Economist's View: Fed Watch: Clearly Hawkish Signals

Tim Duy watches the Federal Reserve grow increasingly hawkish:

href="http://economistsview.typepad.com/economistsview/2005/10/fedwatch_clearl.html"> Economist's View: Fed Watch: Clearly Hawkish Signals : Fed policy makers are taking some of the fun out of the game at this point with their clear warnings on inflation. Indeed, even “Mr. Eighth Inning,” Dallas Fed President Richard Fisher, who I had previously dubbed a dove, has delivered a series of market rattling comments. David Altig’s compilation... provides a great overview of this increasingly hawkish language that appears to point to only one thing – more rate hikes in the coming months. Indeed, this is the theme picked up in this morning’s Wall Street Journal.

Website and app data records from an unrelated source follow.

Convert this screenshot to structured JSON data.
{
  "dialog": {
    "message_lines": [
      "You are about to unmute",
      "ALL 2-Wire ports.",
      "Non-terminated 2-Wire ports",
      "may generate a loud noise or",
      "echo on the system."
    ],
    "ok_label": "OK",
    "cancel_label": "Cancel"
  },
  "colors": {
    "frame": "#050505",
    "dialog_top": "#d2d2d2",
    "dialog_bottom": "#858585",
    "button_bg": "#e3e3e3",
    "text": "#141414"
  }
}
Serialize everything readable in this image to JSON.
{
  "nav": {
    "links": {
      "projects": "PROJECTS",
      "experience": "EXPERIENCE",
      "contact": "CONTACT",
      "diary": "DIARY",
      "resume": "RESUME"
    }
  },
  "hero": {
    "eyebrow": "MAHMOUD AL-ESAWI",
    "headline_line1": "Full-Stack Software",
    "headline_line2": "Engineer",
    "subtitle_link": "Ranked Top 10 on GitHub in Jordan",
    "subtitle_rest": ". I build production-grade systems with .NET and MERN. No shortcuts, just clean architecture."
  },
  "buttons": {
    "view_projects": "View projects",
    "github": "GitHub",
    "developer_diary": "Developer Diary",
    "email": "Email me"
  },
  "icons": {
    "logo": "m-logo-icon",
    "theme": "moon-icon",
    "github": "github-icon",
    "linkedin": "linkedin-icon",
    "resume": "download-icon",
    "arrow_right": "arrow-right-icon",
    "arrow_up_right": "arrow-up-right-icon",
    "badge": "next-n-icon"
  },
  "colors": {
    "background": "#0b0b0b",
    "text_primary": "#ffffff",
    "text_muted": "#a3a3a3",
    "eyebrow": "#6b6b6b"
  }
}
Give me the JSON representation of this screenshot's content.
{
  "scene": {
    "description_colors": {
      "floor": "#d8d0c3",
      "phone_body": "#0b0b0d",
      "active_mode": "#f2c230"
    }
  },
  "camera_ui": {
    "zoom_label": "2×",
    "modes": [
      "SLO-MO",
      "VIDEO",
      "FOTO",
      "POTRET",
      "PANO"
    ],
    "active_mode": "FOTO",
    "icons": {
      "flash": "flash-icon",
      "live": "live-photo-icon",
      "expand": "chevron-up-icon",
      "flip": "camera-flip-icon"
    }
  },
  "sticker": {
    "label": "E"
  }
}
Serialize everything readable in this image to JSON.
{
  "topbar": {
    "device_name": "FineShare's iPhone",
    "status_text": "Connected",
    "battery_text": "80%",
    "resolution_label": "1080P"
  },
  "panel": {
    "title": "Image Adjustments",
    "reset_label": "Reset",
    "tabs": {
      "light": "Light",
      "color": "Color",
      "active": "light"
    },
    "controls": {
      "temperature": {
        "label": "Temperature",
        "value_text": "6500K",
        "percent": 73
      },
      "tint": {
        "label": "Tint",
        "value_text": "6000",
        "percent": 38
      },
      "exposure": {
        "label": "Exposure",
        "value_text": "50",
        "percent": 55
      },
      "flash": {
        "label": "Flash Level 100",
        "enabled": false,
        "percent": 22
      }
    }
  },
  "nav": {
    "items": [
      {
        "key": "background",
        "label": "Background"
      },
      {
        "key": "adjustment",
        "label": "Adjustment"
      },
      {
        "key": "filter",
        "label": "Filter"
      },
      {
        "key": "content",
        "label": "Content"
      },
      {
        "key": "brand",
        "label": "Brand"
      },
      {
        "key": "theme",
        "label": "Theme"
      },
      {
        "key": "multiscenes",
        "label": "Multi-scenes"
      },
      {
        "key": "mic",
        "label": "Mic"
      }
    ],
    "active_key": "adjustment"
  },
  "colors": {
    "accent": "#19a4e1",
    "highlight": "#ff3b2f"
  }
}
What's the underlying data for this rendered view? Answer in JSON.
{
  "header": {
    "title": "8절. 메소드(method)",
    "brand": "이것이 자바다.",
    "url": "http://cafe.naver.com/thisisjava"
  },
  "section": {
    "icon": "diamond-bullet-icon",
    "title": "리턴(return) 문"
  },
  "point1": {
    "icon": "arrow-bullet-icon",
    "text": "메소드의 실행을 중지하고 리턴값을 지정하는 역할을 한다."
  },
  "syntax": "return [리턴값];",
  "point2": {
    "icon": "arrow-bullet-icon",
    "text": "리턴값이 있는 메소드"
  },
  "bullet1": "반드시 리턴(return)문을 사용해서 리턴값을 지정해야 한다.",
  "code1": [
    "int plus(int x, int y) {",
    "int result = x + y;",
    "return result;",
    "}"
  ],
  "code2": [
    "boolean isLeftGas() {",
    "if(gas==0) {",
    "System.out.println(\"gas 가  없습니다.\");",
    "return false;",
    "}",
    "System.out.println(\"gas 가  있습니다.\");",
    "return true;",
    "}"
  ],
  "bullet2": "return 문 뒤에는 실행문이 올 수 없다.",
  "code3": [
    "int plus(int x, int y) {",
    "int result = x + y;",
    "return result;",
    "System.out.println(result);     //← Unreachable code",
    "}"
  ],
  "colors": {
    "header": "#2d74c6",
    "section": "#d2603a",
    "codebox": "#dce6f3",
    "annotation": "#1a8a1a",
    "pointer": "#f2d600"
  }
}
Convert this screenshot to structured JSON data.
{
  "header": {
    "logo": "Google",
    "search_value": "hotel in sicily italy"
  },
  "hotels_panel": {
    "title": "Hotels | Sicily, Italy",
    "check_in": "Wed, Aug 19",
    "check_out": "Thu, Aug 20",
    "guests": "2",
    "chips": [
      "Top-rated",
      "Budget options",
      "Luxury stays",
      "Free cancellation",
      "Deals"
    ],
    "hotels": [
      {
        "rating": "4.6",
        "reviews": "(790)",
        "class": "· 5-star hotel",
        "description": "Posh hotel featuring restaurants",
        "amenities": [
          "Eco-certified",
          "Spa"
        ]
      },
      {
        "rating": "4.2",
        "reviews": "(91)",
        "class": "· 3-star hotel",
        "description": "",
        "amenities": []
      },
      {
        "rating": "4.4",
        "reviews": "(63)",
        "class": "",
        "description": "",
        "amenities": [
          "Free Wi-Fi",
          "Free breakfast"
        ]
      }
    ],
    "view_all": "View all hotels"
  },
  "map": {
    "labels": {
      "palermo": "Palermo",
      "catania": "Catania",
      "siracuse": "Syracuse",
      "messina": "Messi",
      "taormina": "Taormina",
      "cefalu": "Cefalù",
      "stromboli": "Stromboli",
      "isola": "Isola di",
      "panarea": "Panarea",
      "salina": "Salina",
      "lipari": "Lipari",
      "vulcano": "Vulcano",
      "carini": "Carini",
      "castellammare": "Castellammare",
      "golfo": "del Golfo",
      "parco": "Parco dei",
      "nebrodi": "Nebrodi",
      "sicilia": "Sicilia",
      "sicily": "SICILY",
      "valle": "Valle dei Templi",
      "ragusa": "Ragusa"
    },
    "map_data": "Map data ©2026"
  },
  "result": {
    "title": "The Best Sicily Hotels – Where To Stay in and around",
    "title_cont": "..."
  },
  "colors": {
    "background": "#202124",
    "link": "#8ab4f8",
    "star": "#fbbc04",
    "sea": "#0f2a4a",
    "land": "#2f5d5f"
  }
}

And incoming data and anecdotal evidence remain supportive of that path.

Probably the most important piece of data to arrive last week was the September labor report, which came in well above expectations with a 35,000 dip in payroll.... [T]he labor report will only be supportive of the Fed’s contention that the impact of Katrina and Rita on the demand side of the economy is minimal and locally contained....

What about the continuing troubles in the automotive and airline industries?... Will this rattle Fed officials? Doubtful. As I have argued before, this is part and parcel of the ongoing saga of the US auto industry – an industry whose profits depend upon a vehicle type fewer people want to purchase.... [A]irlines are also caught in a structural straightjacket. High labor costs, high fuel costs, and relentless competition all conspire to force an ongoing shakeout....

Greenspan can’t be happy with... FedEx announcing a 5.5% increase in shipping rates.... FedEx is clearly confident enough about the outlook to pass on rising fuel costs to consumers. And it’s not just FedEx that’s raising prices – the Wall Street Journal reported that railroad customers are expecting a 5.6% rate hike in the next six months. It is also widely expected that UPS will join the party as well. These are the kinds of price increases that feed their way into virtually every business in the country....

In short, worries about demand will not resonate with Fed officials who see enough goods being shipped around the country that freight companies can push through higher prices. In fact, these are the kinds of stories that leave a central banker sleepless at night, because, as Fisher so clearly stated, “any central banker worth his or her salt is genetically unable to tolerate inflation.” The Fedspeak suggests that other officials agree, loudly and clearly, on this point.

Posted by DeLong at October 10, 2005 07:18 PM